> What you should do:
The required lines are those that contain "voor"; pull them out of the data and copy them.

> Provided entries:
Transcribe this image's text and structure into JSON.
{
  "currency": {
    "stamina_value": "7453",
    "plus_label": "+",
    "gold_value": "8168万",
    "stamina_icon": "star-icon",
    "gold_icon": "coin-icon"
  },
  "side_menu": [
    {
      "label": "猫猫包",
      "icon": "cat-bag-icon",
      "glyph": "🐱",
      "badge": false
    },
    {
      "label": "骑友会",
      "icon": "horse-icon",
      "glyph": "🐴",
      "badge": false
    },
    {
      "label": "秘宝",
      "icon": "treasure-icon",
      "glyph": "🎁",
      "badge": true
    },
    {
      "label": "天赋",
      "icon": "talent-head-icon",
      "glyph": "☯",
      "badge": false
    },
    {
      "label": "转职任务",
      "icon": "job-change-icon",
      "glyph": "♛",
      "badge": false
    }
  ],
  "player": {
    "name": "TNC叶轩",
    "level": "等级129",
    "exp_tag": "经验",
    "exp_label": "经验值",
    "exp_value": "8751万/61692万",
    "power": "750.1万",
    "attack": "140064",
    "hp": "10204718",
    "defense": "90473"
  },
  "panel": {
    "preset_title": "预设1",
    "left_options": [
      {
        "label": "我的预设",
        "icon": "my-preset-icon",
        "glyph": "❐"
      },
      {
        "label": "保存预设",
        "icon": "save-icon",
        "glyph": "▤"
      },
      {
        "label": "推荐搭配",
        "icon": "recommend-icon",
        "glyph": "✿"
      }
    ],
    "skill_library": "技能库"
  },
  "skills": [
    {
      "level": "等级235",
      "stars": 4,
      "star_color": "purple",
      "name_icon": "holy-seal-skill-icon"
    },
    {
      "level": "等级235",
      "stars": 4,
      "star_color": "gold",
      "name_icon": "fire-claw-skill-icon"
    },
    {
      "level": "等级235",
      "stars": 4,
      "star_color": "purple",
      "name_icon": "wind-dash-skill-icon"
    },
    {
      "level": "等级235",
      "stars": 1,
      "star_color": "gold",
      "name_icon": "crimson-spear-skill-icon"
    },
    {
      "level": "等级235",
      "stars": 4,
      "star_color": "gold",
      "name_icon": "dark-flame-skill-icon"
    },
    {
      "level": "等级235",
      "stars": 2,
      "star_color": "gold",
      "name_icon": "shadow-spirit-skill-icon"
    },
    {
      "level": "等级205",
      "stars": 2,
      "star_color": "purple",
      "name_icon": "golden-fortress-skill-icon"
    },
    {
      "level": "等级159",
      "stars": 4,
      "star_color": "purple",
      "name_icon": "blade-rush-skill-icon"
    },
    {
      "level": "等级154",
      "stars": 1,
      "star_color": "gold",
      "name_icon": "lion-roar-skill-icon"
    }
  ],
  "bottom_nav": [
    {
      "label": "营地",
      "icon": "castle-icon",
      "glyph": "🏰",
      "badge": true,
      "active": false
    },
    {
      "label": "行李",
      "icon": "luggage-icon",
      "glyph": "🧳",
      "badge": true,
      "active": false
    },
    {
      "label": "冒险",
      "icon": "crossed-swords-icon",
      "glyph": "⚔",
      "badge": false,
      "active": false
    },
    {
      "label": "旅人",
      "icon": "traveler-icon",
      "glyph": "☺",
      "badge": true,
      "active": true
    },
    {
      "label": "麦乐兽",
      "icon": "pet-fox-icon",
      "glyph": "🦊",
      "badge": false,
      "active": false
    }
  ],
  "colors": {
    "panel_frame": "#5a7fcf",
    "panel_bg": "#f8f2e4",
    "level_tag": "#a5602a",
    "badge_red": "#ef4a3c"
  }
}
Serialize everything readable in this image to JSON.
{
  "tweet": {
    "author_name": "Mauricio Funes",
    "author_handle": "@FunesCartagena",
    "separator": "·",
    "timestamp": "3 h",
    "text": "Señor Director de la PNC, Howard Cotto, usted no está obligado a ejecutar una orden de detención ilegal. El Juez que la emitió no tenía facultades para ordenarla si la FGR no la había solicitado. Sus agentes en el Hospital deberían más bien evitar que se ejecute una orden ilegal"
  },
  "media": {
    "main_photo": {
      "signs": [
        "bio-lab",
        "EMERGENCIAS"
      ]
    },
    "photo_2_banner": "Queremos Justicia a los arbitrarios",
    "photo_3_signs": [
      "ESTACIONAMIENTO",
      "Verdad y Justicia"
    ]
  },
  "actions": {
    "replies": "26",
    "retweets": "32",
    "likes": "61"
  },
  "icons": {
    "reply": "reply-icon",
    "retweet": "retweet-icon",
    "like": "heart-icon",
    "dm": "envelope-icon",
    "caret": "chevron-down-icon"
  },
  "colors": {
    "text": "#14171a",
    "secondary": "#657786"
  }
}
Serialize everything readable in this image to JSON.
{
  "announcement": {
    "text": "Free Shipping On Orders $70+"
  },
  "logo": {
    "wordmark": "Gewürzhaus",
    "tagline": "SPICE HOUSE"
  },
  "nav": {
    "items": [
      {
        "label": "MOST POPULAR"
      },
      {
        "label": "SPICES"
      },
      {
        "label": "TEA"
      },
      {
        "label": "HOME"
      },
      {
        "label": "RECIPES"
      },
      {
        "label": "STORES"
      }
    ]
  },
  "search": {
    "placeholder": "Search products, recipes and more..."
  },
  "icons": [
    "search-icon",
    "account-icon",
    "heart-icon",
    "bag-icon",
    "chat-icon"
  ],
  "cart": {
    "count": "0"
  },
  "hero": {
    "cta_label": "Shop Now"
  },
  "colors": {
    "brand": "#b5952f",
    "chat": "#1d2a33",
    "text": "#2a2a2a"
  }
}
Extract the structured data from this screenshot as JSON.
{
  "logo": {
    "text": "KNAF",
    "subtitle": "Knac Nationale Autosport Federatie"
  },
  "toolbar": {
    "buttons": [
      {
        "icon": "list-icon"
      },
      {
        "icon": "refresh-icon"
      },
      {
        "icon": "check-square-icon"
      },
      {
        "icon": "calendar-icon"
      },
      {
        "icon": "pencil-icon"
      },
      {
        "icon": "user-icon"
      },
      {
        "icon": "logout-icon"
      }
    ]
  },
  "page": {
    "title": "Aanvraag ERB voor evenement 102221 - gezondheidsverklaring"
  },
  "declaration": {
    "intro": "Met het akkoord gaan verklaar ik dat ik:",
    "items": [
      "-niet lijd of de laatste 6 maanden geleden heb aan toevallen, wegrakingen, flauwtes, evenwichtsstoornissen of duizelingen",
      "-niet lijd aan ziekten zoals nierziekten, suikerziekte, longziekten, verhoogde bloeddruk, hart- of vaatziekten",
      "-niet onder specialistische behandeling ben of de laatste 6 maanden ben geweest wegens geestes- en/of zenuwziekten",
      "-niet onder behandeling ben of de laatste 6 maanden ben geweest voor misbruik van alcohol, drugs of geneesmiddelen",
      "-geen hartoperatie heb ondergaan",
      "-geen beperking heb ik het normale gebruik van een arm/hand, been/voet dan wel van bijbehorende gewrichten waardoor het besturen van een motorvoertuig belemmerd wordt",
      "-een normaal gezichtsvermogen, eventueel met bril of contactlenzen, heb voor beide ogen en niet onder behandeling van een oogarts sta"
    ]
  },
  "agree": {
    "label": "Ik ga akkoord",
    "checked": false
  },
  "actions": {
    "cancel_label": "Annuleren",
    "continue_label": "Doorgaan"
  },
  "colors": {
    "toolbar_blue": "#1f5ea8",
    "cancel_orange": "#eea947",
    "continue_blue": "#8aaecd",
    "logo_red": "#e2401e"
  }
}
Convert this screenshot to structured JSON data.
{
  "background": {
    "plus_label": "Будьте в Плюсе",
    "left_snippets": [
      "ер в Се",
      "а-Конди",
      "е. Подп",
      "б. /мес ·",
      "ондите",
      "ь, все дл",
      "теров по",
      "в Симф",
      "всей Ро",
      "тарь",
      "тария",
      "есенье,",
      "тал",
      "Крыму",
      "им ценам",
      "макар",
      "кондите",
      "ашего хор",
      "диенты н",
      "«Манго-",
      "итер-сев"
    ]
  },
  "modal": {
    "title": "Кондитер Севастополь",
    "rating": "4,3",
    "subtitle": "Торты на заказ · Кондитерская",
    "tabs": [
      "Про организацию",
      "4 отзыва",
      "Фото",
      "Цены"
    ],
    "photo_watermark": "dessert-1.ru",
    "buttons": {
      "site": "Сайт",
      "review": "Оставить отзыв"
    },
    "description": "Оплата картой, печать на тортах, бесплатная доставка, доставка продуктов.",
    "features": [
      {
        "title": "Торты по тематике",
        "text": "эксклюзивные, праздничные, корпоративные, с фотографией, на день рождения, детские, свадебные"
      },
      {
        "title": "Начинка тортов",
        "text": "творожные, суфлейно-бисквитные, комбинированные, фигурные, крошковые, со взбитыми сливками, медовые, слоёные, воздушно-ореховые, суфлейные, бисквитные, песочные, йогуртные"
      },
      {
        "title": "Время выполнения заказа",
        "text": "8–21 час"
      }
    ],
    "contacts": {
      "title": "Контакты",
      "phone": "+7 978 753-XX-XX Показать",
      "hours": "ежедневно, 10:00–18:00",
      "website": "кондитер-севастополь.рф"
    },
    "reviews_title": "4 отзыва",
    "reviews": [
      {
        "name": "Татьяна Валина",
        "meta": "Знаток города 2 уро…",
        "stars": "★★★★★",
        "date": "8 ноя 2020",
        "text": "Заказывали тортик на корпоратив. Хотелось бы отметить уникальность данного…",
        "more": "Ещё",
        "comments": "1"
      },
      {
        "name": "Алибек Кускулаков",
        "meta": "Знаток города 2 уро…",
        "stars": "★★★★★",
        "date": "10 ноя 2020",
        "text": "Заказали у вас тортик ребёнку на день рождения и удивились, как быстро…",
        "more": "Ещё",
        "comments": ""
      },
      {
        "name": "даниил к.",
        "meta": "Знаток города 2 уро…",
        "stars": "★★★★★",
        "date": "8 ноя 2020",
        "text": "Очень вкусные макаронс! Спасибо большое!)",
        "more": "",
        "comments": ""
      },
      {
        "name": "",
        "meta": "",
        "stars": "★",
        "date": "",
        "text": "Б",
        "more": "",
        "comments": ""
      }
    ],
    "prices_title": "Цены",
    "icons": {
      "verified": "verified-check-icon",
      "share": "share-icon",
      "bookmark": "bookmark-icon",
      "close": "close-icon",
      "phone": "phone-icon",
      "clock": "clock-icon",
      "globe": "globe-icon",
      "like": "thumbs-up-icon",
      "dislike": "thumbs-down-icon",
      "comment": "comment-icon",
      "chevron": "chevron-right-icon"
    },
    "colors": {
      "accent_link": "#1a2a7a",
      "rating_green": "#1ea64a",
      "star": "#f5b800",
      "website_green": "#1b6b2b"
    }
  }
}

> Written response:
    "title": "Aanvraag ERB voor evenement 102221 - gezondheidsverklaring"
      "-niet onder behandeling ben of de laatste 6 maanden ben geweest voor misbruik van alcohol, drugs of geneesmiddelen",
      "-een normaal gezichtsvermogen, eventueel met bril of contactlenzen, heb voor beide ogen en niet onder behandeling van een oogarts sta"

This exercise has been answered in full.